I recall something Miguel Littín told me five or six years ago. He had just filmed La tierra prometida in the Ranquil valley, a poor region of Chile.
The local peasants were “extras” in the scenes where there were masses. Some of them played themselves. Others played soldiers. The soldiers invaded the valley, and with bloodshed and fire, threw the peasants off the land. The film was the chronicle of the massacre.
The problems began on the third day. The peasants who wore uniforms, rode horseback, and shot blanks had become arbitrary, bossy, and violent.
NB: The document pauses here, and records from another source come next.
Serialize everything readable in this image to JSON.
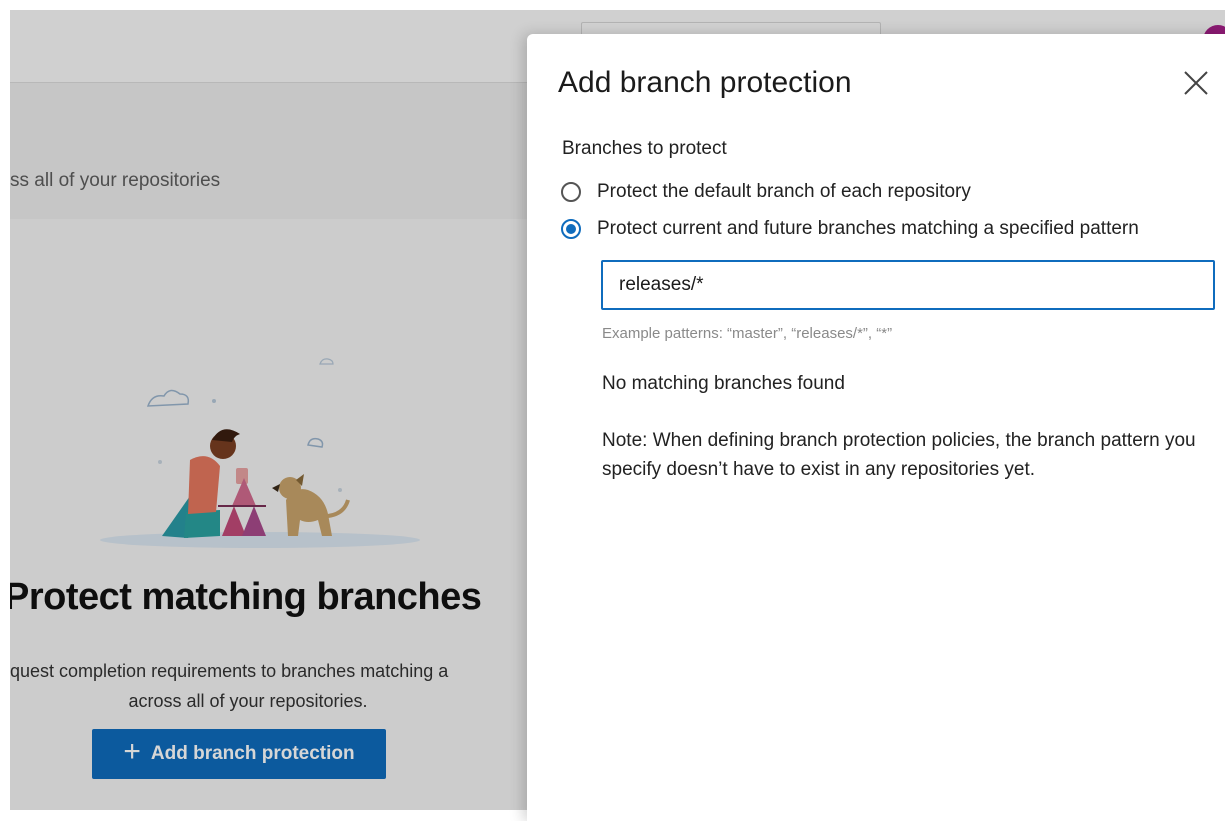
{
  "background": {
    "subtitle": "ss all of your repositories",
    "heading": "Protect matching branches",
    "description_line1": "quest completion requirements to branches matching a",
    "description_line2": "across all of your repositories.",
    "add_button_label": "Add branch protection",
    "add_button_icon": "plus-icon",
    "illustration": "person-building-card-house-with-dog",
    "primary_color": "#0f6cbd"
  },
  "dialog": {
    "title": "Add branch protection",
    "close_icon": "close-icon",
    "section_label": "Branches to protect",
    "options": [
      {
        "label": "Protect the default branch of each repository",
        "checked": false
      },
      {
        "label": "Protect current and future branches matching a specified pattern",
        "checked": true
      }
    ],
    "pattern_value": "releases/*",
    "hint": "Example patterns: “master”, “releases/*”, “*”",
    "match_status": "No matching branches found",
    "note": "Note: When defining branch protection policies, the branch pattern you specify doesn’t have to exist in any repositories yet."
  }
}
After each day of filming, they would harass the other peasants.
— Eduardo Galeano, Days and Nights of Love and War